■ WHAT TO PRODUCE: Please print every record below exactly as it appears, but leave out the pictures.

Data about app and page elements:
⟨

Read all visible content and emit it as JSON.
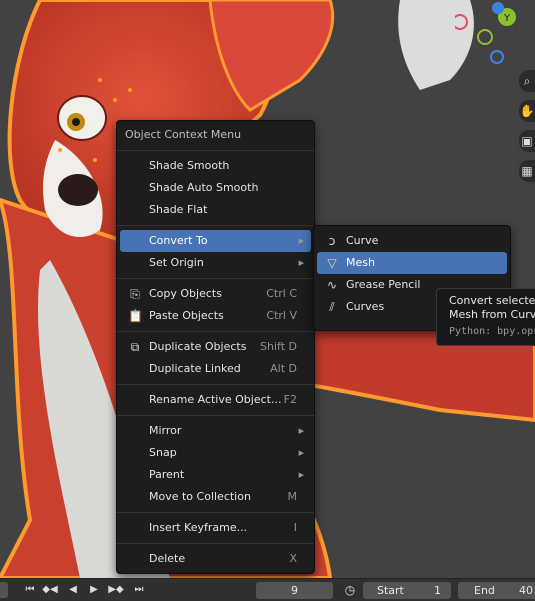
{
  "context_menu": {
    "title": "Object Context Menu",
    "items": {
      "shade_smooth": "Shade Smooth",
      "shade_auto_smooth": "Shade Auto Smooth",
      "shade_flat": "Shade Flat",
      "convert_to": "Convert To",
      "set_origin": "Set Origin",
      "copy_objects": "Copy Objects",
      "copy_shortcut": "Ctrl C",
      "paste_objects": "Paste Objects",
      "paste_shortcut": "Ctrl V",
      "duplicate_objects": "Duplicate Objects",
      "duplicate_shortcut": "Shift D",
      "duplicate_linked": "Duplicate Linked",
      "duplicate_linked_shortcut": "Alt D",
      "rename": "Rename Active Object...",
      "rename_shortcut": "F2",
      "mirror": "Mirror",
      "snap": "Snap",
      "parent": "Parent",
      "move_to_collection": "Move to Collection",
      "move_shortcut": "M",
      "insert_keyframe": "Insert Keyframe...",
      "insert_shortcut": "I",
      "delete": "Delete",
      "delete_shortcut": "X"
    }
  },
  "submenu": {
    "items": [
      "Curve",
      "Mesh",
      "Grease Pencil",
      "Curves"
    ],
    "active": "Mesh"
  },
  "tooltip": {
    "line1": "Convert selected",
    "line2": "Mesh from Curve,",
    "python": "Python: bpy.ops"
  },
  "timeline": {
    "current_frame": "9",
    "start_label": "Start",
    "start_value": "1",
    "end_label": "End",
    "end_value": "40"
  },
  "gizmo": {
    "y_label": "Y",
    "colors": {
      "x": "#e04d5c",
      "y": "#8ac22e",
      "z": "#3b82e6"
    }
  },
  "colors": {
    "accent": "#4772b3",
    "menu_bg": "#1d1d1d"
  }
}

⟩

■ RESULT OF THE TASK:
Read all visible content and emit it as JSON.
{
  "context_menu": {
    "title": "Object Context Menu",
    "items": {
      "shade_smooth": "Shade Smooth",
      "shade_auto_smooth": "Shade Auto Smooth",
      "shade_flat": "Shade Flat",
      "convert_to": "Convert To",
      "set_origin": "Set Origin",
      "copy_objects": "Copy Objects",
      "copy_shortcut": "Ctrl C",
      "paste_objects": "Paste Objects",
      "paste_shortcut": "Ctrl V",
      "duplicate_objects": "Duplicate Objects",
      "duplicate_shortcut": "Shift D",
      "duplicate_linked": "Duplicate Linked",
      "duplicate_linked_shortcut": "Alt D",
      "rename": "Rename Active Object...",
      "rename_shortcut": "F2",
      "mirror": "Mirror",
      "snap": "Snap",
      "parent": "Parent",
      "move_to_collection": "Move to Collection",
      "move_shortcut": "M",
      "insert_keyframe": "Insert Keyframe...",
      "insert_shortcut": "I",
      "delete": "Delete",
      "delete_shortcut": "X"
    }
  },
  "submenu": {
    "items": [
      "Curve",
      "Mesh",
      "Grease Pencil",
      "Curves"
    ],
    "active": "Mesh"
  },
  "tooltip": {
    "line1": "Convert selected",
    "line2": "Mesh from Curve,",
    "python": "Python: bpy.ops"
  },
  "timeline": {
    "current_frame": "9",
    "start_label": "Start",
    "start_value": "1",
    "end_label": "End",
    "end_value": "40"
  },
  "gizmo": {
    "y_label": "Y",
    "colors": {
      "x": "#e04d5c",
      "y": "#8ac22e",
      "z": "#3b82e6"
    }
  },
  "colors": {
    "accent": "#4772b3",
    "menu_bg": "#1d1d1d"
  }
}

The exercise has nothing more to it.